2019-06-10T16:33:18Z (GMT) by Chichen Fu
Fluorescence microscopy has emerged as a powerful tool for studying cell biology because it enables the acquisition of 3D image volumes deeper into tissue and the imaging of complex subcellular structures. Fluorescence microscopy images are frequently distorted by motion resulting from animal respiration and heartbeat which complicates the quantitative analysis of biological structures needed to characterize the structure and constituency of tissue volumes. This thesis describes a two pronged approach to quantitative analysis consisting of non-rigid registration and deep convolutional neural network segmentation. The proposed image registration method is capable of correcting motion artifacts in three dimensional fluorescence microscopy images collected over time. In particular, our method uses 3D B-Spline based nonrigid registration using a coarse-to-fine strategy to register stacks of images collected at different time intervals and 4D rigid registration to register 3D volumes over time. The results show that the proposed method has the ability of correcting global motion artifacts of sample tissues in four dimensional space, thereby revealing the motility of individual cells in the tissue.

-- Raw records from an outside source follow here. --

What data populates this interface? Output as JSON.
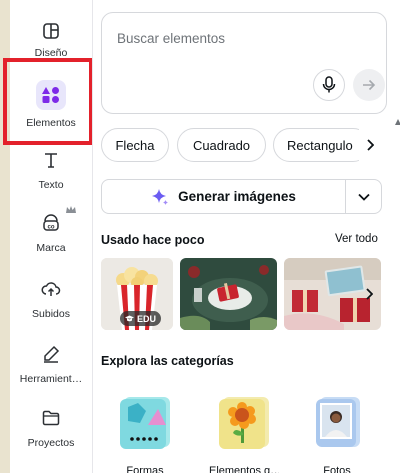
{
  "sidebar": {
    "items": [
      {
        "label": "Diseño",
        "icon": "design-icon"
      },
      {
        "label": "Elementos",
        "icon": "elements-icon",
        "active": true
      },
      {
        "label": "Texto",
        "icon": "text-icon"
      },
      {
        "label": "Marca",
        "icon": "brand-icon",
        "crown": true
      },
      {
        "label": "Subidos",
        "icon": "upload-icon"
      },
      {
        "label": "Herramient…",
        "icon": "tools-icon"
      },
      {
        "label": "Proyectos",
        "icon": "folder-icon"
      }
    ]
  },
  "search": {
    "placeholder": "Buscar elementos"
  },
  "chips": [
    "Flecha",
    "Cuadrado",
    "Rectangulo"
  ],
  "generate": {
    "label": "Generar imágenes"
  },
  "recent": {
    "title": "Usado hace poco",
    "see_all": "Ver todo",
    "badge": "EDU"
  },
  "categories": {
    "title": "Explora las categorías",
    "items": [
      "Formas",
      "Elementos g…",
      "Fotos"
    ]
  },
  "colors": {
    "accent": "#7d2ae8",
    "highlight": "#e3212b"
  }
}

We describe in thesis nuclei segmentation methods using deep convolutional neural networks, data augmentation to generate training images of different shapes and contrasts, a refinement process combining segmentation results of horizontal, frontal, and sagittal planes in a volume, and a watershed technique to enumerate the nuclei. Our results indicate that compared to 3D ground truth data, our method can successfully segment and count 3D nuclei. Furthermore, a microscopy image synthesis method based on spatially constrained cycle-consistent adversarial networks is used to efficiently generate training data. A 3D modified U-Net network is trained with a combination of Dice loss and binary cross entropy metrics to achieve accurate nuclei segmentation. A multi-task U-Net is utilized to resolve overlapping nuclei. This method was found to achieve high accuracy object-based and voxel-based evaluations.